### About this exercise
Each record must reappear in the answer exactly as it is written.

(Entries taken from a collection)
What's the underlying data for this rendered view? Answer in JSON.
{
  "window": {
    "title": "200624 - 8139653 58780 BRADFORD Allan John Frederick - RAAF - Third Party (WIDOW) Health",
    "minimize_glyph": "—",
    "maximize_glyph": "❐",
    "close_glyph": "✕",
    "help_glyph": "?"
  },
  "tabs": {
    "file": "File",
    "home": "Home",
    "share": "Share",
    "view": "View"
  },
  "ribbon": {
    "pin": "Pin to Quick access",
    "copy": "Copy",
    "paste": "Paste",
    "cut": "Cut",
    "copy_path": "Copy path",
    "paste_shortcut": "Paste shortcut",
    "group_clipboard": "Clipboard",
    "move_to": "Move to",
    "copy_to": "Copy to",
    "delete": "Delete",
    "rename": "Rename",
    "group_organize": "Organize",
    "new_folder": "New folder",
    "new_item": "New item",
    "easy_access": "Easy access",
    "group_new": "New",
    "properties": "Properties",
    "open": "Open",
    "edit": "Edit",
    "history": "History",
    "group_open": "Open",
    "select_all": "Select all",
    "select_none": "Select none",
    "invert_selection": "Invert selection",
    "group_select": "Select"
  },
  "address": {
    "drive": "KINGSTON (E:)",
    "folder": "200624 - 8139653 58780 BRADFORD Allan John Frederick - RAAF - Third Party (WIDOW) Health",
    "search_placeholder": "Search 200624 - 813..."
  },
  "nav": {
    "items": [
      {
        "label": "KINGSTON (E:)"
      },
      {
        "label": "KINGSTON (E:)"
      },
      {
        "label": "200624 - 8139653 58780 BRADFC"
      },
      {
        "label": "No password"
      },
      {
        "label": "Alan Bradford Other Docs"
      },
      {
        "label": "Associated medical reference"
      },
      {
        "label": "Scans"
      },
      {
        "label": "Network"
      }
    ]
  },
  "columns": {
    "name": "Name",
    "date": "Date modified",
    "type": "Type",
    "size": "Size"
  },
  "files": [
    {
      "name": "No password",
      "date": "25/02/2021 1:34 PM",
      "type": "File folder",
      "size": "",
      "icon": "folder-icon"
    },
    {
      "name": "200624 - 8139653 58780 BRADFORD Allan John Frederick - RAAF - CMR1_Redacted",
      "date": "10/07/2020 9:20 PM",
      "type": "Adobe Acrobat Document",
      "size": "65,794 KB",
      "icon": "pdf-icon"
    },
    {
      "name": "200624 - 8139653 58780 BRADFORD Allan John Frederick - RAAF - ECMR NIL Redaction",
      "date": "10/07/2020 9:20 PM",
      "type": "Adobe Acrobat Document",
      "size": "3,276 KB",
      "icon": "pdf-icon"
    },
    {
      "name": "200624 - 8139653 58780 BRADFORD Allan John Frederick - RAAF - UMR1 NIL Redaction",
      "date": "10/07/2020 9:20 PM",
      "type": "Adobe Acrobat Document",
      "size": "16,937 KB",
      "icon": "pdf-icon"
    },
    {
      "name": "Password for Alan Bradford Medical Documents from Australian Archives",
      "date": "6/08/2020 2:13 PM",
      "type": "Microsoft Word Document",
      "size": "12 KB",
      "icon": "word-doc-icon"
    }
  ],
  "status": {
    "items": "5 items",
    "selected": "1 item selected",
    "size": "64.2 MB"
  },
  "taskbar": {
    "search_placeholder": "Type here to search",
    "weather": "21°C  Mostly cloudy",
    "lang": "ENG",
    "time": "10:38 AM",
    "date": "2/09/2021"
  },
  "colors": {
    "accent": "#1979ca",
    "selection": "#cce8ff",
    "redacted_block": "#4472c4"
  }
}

### Answer to the exercise
What's the underlying data for this rendered view? Answer in JSON.
{
  "window": {
    "title": "200624 - 8139653 58780 BRADFORD Allan John Frederick - RAAF - Third Party (WIDOW) Health",
    "minimize_glyph": "—",
    "maximize_glyph": "❐",
    "close_glyph": "✕",
    "help_glyph": "?"
  },
  "tabs": {
    "file": "File",
    "home": "Home",
    "share": "Share",
    "view": "View"
  },
  "ribbon": {
    "pin": "Pin to Quick access",
    "copy": "Copy",
    "paste": "Paste",
    "cut": "Cut",
    "copy_path": "Copy path",
    "paste_shortcut": "Paste shortcut",
    "group_clipboard": "Clipboard",
    "move_to": "Move to",
    "copy_to": "Copy to",
    "delete": "Delete",
    "rename": "Rename",
    "group_organize": "Organize",
    "new_folder": "New folder",
    "new_item": "New item",
    "easy_access": "Easy access",
    "group_new": "New",
    "properties": "Properties",
    "open": "Open",
    "edit": "Edit",
    "history": "History",
    "group_open": "Open",
    "select_all": "Select all",
    "select_none": "Select none",
    "invert_selection": "Invert selection",
    "group_select": "Select"
  },
  "address": {
    "drive": "KINGSTON (E:)",
    "folder": "200624 - 8139653 58780 BRADFORD Allan John Frederick - RAAF - Third Party (WIDOW) Health",
    "search_placeholder": "Search 200624 - 813..."
  },
  "nav": {
    "items": [
      {
        "label": "KINGSTON (E:)"
      },
      {
        "label": "KINGSTON (E:)"
      },
      {
        "label": "200624 - 8139653 58780 BRADFC"
      },
      {
        "label": "No password"
      },
      {
        "label": "Alan Bradford Other Docs"
      },
      {
        "label": "Associated medical reference"
      },
      {
        "label": "Scans"
      },
      {
        "label": "Network"
      }
    ]
  },
  "columns": {
    "name": "Name",
    "date": "Date modified",
    "type": "Type",
    "size": "Size"
  },
  "files": [
    {
      "name": "No password",
      "date": "25/02/2021 1:34 PM",
      "type": "File folder",
      "size": "",
      "icon": "folder-icon"
    },
    {
      "name": "200624 - 8139653 58780 BRADFORD Allan John Frederick - RAAF - CMR1_Redacted",
      "date": "10/07/2020 9:20 PM",
      "type": "Adobe Acrobat Document",
      "size": "65,794 KB",
      "icon": "pdf-icon"
    },
    {
      "name": "200624 - 8139653 58780 BRADFORD Allan John Frederick - RAAF - ECMR NIL Redaction",
      "date": "10/07/2020 9:20 PM",
      "type": "Adobe Acrobat Document",
      "size": "3,276 KB",
      "icon": "pdf-icon"
    },
    {
      "name": "200624 - 8139653 58780 BRADFORD Allan John Frederick - RAAF - UMR1 NIL Redaction",
      "date": "10/07/2020 9:20 PM",
      "type": "Adobe Acrobat Document",
      "size": "16,937 KB",
      "icon": "pdf-icon"
    },
    {
      "name": "Password for Alan Bradford Medical Documents from Australian Archives",
      "date": "6/08/2020 2:13 PM",
      "type": "Microsoft Word Document",
      "size": "12 KB",
      "icon": "word-doc-icon"
    }
  ],
  "status": {
    "items": "5 items",
    "selected": "1 item selected",
    "size": "64.2 MB"
  },
  "taskbar": {
    "search_placeholder": "Type here to search",
    "weather": "21°C  Mostly cloudy",
    "lang": "ENG",
    "time": "10:38 AM",
    "date": "2/09/2021"
  },
  "colors": {
    "accent": "#1979ca",
    "selection": "#cce8ff",
    "redacted_block": "#4472c4"
  }
}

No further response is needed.